drugs like Prozac from Eli Lilly, Zoloft from Pfizer and Effexor from Wyeth.
The researchers obtained unpublished data on the more recently approved drugs from
the F.D.A.’s Web site. For older drugs, they tracked down hard copies of unpublished studies through colleagues, or
using the Freedom of Information Act. They checked all of these studies against databases of published research, and also
wrote to the companies that conducted the studies to ask if specific trials had been published.
They found that 37 of 38 trials that the F.D.A. viewed as having positive results were
published in journals. The agency viewed as failed or unconvincing 36 other trials, of which 14 made it into journals.
But 11 of those 14 journal articles “conveyed a positive outcome” that
was not justified by the underlying F.D.A. review, said the new study’s lead author, Dr. Erick H. Turner, a psychiatrist
and former F.D.A. reviewer who now works at Oregon Health and Sciences
University and the Portland
Veterans Affairs Medical
Center. His co-authors included researchers at Kent State University and the University of California, Riverside.
Dr. Turner said the selective reporting of favorable studies sets up patients for disappointment.

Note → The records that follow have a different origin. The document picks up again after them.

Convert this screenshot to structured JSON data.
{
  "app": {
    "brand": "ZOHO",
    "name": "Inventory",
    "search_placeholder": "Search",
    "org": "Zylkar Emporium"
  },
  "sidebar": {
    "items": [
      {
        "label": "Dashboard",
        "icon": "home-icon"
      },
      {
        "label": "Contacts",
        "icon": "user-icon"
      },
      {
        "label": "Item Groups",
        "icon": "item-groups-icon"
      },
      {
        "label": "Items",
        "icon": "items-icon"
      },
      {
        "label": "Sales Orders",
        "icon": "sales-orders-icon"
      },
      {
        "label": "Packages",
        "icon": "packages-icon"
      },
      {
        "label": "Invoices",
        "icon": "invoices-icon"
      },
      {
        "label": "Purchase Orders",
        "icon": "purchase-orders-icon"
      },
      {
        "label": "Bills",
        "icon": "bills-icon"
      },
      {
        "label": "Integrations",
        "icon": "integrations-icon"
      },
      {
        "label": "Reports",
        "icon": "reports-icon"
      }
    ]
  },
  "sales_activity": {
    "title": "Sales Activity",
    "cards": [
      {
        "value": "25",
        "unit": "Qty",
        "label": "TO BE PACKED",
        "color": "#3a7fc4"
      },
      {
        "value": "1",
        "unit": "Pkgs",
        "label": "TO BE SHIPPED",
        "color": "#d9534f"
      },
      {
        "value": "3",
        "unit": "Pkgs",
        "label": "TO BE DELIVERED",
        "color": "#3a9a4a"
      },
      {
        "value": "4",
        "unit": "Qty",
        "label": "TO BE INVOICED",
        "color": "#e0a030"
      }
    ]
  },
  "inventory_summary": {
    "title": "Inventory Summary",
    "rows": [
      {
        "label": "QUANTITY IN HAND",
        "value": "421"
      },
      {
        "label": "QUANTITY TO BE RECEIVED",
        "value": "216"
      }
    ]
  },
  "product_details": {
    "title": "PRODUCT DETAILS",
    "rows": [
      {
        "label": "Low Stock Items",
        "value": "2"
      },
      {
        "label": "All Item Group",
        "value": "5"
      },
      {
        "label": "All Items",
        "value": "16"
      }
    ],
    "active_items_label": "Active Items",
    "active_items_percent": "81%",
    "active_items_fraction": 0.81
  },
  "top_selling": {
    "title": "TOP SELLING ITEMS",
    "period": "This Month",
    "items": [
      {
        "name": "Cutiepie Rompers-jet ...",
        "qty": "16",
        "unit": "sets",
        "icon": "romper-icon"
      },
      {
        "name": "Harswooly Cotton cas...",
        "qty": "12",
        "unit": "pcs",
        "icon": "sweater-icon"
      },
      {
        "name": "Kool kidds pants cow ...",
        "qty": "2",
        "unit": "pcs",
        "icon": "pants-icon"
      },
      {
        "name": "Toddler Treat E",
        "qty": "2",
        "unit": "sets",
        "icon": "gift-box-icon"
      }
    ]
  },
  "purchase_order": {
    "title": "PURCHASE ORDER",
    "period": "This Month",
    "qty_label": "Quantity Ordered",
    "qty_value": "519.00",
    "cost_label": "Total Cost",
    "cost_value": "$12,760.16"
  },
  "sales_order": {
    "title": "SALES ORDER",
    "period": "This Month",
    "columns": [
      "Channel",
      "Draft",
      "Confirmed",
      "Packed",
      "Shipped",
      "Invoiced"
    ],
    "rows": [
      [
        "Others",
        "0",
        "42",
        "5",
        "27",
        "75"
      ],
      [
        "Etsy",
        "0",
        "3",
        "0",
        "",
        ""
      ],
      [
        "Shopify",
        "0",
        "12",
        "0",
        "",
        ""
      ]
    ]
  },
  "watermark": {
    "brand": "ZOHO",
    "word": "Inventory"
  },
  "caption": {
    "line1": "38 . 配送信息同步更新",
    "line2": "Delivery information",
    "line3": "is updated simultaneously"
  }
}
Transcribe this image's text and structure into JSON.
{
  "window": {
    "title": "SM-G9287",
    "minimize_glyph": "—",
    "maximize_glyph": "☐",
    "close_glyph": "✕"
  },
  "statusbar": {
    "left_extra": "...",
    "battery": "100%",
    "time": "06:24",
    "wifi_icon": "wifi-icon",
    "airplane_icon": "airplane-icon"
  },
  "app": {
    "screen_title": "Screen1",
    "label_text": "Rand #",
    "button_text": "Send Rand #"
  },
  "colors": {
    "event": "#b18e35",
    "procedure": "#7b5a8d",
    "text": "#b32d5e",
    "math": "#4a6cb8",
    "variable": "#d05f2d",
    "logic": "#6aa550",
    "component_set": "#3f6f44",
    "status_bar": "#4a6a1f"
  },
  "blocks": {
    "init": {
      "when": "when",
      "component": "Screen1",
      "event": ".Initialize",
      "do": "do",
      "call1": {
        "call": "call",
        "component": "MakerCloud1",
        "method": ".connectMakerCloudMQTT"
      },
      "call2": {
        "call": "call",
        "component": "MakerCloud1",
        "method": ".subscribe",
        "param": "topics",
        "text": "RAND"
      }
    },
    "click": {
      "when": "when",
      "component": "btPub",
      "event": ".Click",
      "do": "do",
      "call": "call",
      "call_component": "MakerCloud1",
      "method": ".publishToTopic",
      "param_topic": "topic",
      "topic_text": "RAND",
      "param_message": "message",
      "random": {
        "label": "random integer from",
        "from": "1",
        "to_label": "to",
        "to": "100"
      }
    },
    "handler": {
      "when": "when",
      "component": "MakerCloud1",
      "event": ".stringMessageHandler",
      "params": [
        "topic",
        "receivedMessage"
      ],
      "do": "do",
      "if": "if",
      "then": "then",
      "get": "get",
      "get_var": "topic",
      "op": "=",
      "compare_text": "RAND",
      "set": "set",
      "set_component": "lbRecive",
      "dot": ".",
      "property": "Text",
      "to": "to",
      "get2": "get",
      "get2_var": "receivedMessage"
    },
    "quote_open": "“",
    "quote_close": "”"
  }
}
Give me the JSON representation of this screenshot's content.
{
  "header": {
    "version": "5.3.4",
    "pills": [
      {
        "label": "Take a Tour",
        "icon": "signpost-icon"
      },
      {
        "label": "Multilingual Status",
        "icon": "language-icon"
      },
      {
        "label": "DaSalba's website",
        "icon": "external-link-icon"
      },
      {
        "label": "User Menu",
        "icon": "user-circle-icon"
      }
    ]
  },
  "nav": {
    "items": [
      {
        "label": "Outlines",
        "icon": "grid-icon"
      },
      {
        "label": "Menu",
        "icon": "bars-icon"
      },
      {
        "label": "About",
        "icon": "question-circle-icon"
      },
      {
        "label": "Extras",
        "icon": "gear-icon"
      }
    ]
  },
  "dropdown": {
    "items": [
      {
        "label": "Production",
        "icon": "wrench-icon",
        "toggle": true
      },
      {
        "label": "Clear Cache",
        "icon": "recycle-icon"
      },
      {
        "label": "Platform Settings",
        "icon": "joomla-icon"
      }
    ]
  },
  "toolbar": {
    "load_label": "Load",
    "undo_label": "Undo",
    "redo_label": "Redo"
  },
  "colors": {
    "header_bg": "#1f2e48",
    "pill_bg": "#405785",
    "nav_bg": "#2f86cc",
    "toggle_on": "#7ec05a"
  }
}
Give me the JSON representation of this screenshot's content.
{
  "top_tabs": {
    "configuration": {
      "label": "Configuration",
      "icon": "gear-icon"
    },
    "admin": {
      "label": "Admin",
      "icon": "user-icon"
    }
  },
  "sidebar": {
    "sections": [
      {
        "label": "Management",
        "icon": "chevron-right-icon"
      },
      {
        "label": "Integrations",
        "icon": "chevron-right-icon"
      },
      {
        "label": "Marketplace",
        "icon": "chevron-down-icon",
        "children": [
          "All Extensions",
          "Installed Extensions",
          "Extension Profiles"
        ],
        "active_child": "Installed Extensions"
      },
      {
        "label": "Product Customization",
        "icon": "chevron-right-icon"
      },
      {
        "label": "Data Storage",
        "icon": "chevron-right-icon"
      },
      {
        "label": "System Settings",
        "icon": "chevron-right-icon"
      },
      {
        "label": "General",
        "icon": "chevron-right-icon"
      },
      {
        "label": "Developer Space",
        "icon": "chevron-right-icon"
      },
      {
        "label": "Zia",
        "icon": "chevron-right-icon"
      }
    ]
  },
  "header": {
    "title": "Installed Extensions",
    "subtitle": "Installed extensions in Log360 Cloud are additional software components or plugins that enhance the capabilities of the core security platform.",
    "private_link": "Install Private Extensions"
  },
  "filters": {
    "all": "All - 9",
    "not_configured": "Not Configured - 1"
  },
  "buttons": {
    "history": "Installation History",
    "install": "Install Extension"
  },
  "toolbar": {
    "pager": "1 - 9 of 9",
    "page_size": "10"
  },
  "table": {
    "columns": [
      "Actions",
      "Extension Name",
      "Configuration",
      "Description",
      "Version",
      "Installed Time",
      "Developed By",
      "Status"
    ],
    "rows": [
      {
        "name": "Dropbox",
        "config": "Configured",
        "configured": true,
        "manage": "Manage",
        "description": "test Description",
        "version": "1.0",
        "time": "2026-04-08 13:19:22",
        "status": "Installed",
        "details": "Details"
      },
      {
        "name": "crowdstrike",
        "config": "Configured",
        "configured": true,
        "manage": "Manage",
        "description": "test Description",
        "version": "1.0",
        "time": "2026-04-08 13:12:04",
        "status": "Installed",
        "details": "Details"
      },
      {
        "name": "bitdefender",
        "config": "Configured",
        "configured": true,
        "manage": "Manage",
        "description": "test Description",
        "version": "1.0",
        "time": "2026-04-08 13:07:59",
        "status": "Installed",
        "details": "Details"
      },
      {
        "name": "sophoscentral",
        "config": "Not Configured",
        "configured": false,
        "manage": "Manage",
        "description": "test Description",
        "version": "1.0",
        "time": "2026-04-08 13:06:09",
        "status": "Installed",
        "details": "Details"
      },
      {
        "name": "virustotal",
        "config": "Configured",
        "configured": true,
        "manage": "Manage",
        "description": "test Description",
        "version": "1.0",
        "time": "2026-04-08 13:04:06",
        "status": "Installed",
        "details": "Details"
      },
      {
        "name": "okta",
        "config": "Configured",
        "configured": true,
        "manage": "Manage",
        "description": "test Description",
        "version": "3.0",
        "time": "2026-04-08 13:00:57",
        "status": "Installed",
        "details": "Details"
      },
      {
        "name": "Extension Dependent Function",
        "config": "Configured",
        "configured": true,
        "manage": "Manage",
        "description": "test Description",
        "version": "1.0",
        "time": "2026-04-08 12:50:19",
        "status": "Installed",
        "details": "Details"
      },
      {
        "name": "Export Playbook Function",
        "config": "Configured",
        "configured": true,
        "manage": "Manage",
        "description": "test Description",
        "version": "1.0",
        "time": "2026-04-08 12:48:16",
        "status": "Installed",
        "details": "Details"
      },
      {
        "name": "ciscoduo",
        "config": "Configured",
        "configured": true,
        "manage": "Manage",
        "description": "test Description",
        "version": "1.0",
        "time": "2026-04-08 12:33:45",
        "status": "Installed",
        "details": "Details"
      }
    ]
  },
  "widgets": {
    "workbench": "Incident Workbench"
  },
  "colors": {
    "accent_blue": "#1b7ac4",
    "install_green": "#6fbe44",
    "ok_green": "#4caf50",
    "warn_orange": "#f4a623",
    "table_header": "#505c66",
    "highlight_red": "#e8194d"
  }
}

“The bottom line for people considering an antidepressant, I think, is that they should be more circumspect about taking
it,” he said, “and not be so shocked if it doesn’t work the first time and think something’s wrong
For doctors, he said, “They end up asking, ‘How come these drugs seem to
work so well in all these studies, and I’m not getting that response?’ ”
Dr. Thomas P. Laughren, director of the division of psychiatry products at the F.D.A., said the agency had long been aware that favorable studies of
drugs were more likely to be published.
“It’s a problem we’ve been struggling with for years,” he said
in an interview. “I have no problem with full access to all trial data; the question for us is how do you fit it all
on a package insert,” the information that accompanies many drugs.
Dr. Donald F. Klein, an emeritus professor of psychiatry at Columbia, said drug makers were not the only ones who can be reluctant to publish unconvincing
results. Journals, and study authors, too, may drop studies that are underwhelming.
“If it’s your private data, and you don’t like how it came out, well,
we shouldn’t be surprised that some doctors don’t submit those studies,” he said.
Because of an editing error, an article on Jan. 17 about a new report on publication
of drug company studies of antidepressants referred imprecisely to one of its findings. The report, in The New England Journal
of Medicine, found that Eli Lilly had presented one study of its antidepressant Prozac as positive, even though a review of
the study by the Food and Drug Administration determined that the drug did not perform as well as a placebo. None of the Prozac
studies analyzed in the report went unpublished.